Costs of car servicing: A couple of things to consider
- The age of the car
- How many miles it has covered?
Firstly let me tell you these are how most people will work out a cost, but you should also consider the past service history, especially if you haven’t owned the car from new, as so many people have a basic service every year and miss replacing some filters or even sparkplugs.
Keep in mind the quality of the parts being used can also vary.
Oil- it is not all the same
Many years ago it would be ok to just about put any oil in your car, those who remember the Castrol GTX adverts it more or less implied it was the best and only oil for your car, now though engines are a lot more refined and come in many different viscosities (thicknesses) and car manufacturers often will only grant a licence to an oil company once it has been tested and certified ok for their engine.
- Recommended/Correct grade oil is used
- The oil is not a cheap brand you have never heard of as it is unlikely to be certified
To find out what is the correct oil for your car just check your owner’s manual.
Yes, the cost of service varies by the quality of parts and oil used but also the cost of the labour involved, let’s use the example of a nice big BMW dealership versus an independent as an example to show you how this is sometimes worked out:
BMW will have a set time for the job say 1.2 Hours at £120 an hour that is a labour cost of £144
Other garages may look at the job and think it is 4 hours work at £36 an hour total labour cost £144
The other thing to think about is will the stamp in your service book have a bearing on the value of the car when you want to change it, the stamp can give some reassurance that the correct service has been done at the correct time, much like a degree at Oxford University versus a diploma at a local college.
Why are some service items optional?
The main ones that stick out for me are Brake fluid change, Air conditioning service and cambelt replacements.
Brake fluid changes
Brake Fluid changes have always been an optional part of a service every two or three years depending which manufacturer you are looking at, there doesn’t seem to be a stipulation on when it needs changing, the reason it needs changing is that Brake fluid is Hygroscopic (moisture is its best friend) this will over time cause the fluid to lose its efficiency as the moisture gets into the brake pipes, cylinders and callipers, this changes the effectiveness of the fluid (compressing brake fluid and compressing moisture have different results), it can be tested at any point but should be changed when recommended by the vehicles manufacturer.
Interesting point Brake fluid condition is now part of the MOT test and it comes down to the opinion of the tester.
Air conditioning servicing
It is normally an every 3-year recommendation; you may have experienced different efficiency of A/C especially in hot weather.
You A/C system relies on keeping the gas in the system of pipes in your vehicle and has oil in the pipes as well to keep all the joints sealed if you don’t run you’re A/C often the joints may dry out and leak gas which will lower the effectiveness of you’re A/C.

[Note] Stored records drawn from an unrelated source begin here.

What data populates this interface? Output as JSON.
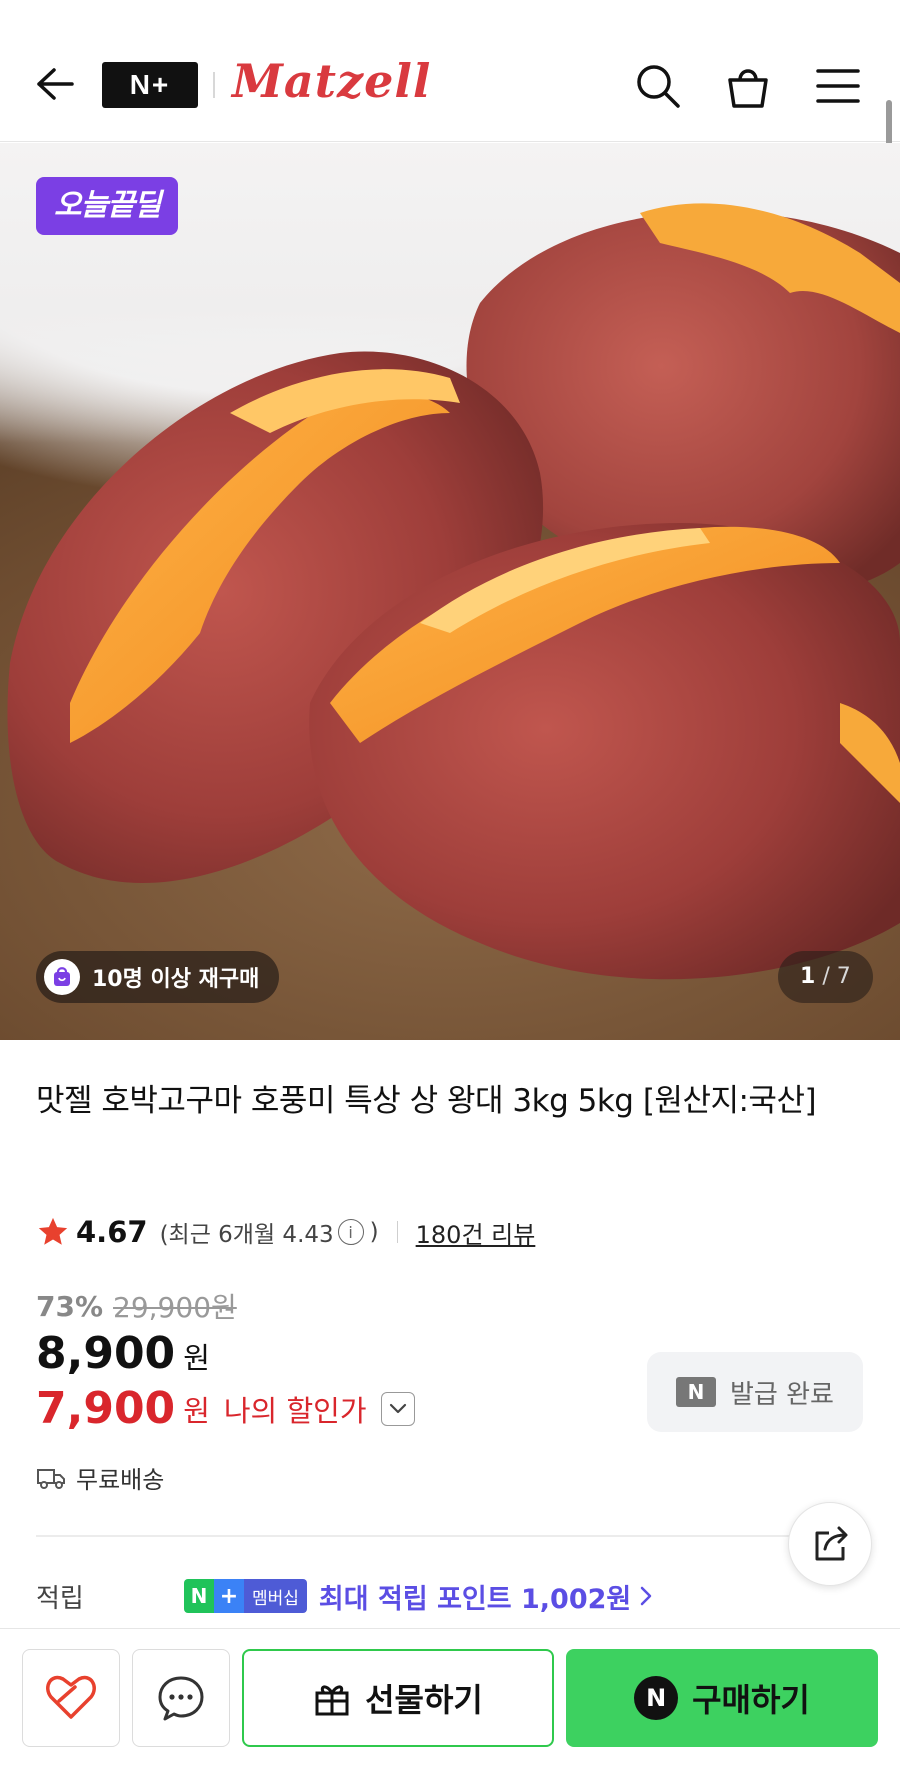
{
  "header": {
    "nplus_logo": "N+",
    "brand_name": "Matzell"
  },
  "hero": {
    "deal_badge": "오늘끝딜",
    "repurchase": "10명 이상 재구매",
    "page_current": "1",
    "page_separator": "/",
    "page_total": "7"
  },
  "product": {
    "title": "맛젤 호박고구마 호풍미 특상 상 왕대 3kg 5kg [원산지:국산]",
    "rating": "4.67",
    "rating_recent": "(최근 6개월 4.43",
    "rating_recent_close": ")",
    "info_symbol": "i",
    "review_count": "180건 리뷰",
    "discount_rate": "73%",
    "original_price": "29,900원",
    "sale_price": "8,900",
    "won": "원",
    "my_price": "7,900",
    "my_price_label": "나의 할인가",
    "coupon_mark": "N",
    "coupon_label": "발급 완료",
    "shipping": "무료배송",
    "points_label": "적립",
    "membership_n": "N",
    "membership_plus": "+",
    "membership_text": "멤버십",
    "points_text": "최대 적립 포인트 1,002원"
  },
  "bottom": {
    "gift_label": "선물하기",
    "buy_mark": "N",
    "buy_label": "구매하기"
  },
  "colors": {
    "brand_red": "#d93a3f",
    "deal_purple": "#7b3fe4",
    "price_red": "#d9262c",
    "naver_green": "#3dd160",
    "points_purple": "#5b4ee4"
  },
  "icons": [
    "back-arrow-icon",
    "search-icon",
    "cart-icon",
    "menu-icon",
    "bag-icon",
    "info-icon",
    "chevron-down-icon",
    "truck-icon",
    "share-icon",
    "heart-icon",
    "chat-icon",
    "gift-icon",
    "chevron-right-icon"
  ]
}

The compressor in your A/C would also benefit from being run often.
So, it is always worth running your air conditioning for a journey once a week to keep your system as healthy as possible.
De-bugging your air conditioning is something completely different (Air conditioning is what we refer to as a wet system this means the like brake fluid has moisture as its friend AC has bacteria as its mate), Debugging involves running the air conditioning and putting an antibacterial misting/fogger through the ventilation system to kill any horrible bugs breeding in there, this can often be unnoticed but sometimes a stale smell can be experienced when you turn the air conditioning on.
Cambelts always come with a recommended change cycle, sometimes 5 years or 50,000 miles or 10 Years or 100,000 miles or even longer you will need to consult your owner’s handbook for which relates to your car as even within a model range this can be different depending on the engine you have.
The cambelt is a major part of your engine (it connects the top half of the engine to the bottom and allows the valves to open and close at the correct times) if it snaps the top half stops turning but the bottom half continues this means that valves that should be shut will be open and because of the tight tolerances of modern engines this will cause the pistons to hit the valves which in many cases causes unrepairable damage, often resulting in an engine replacement which I am sure you will agree is not going to be a cheap repair.
The normal cambelt replacement will involve new tensioners, the cambelt and onetime bolt replacements, it can be advisable to change the water pump and auxiliary belt at the same time because if the water pump fails you will need to do the whole job again and cambelts are never a small job to do.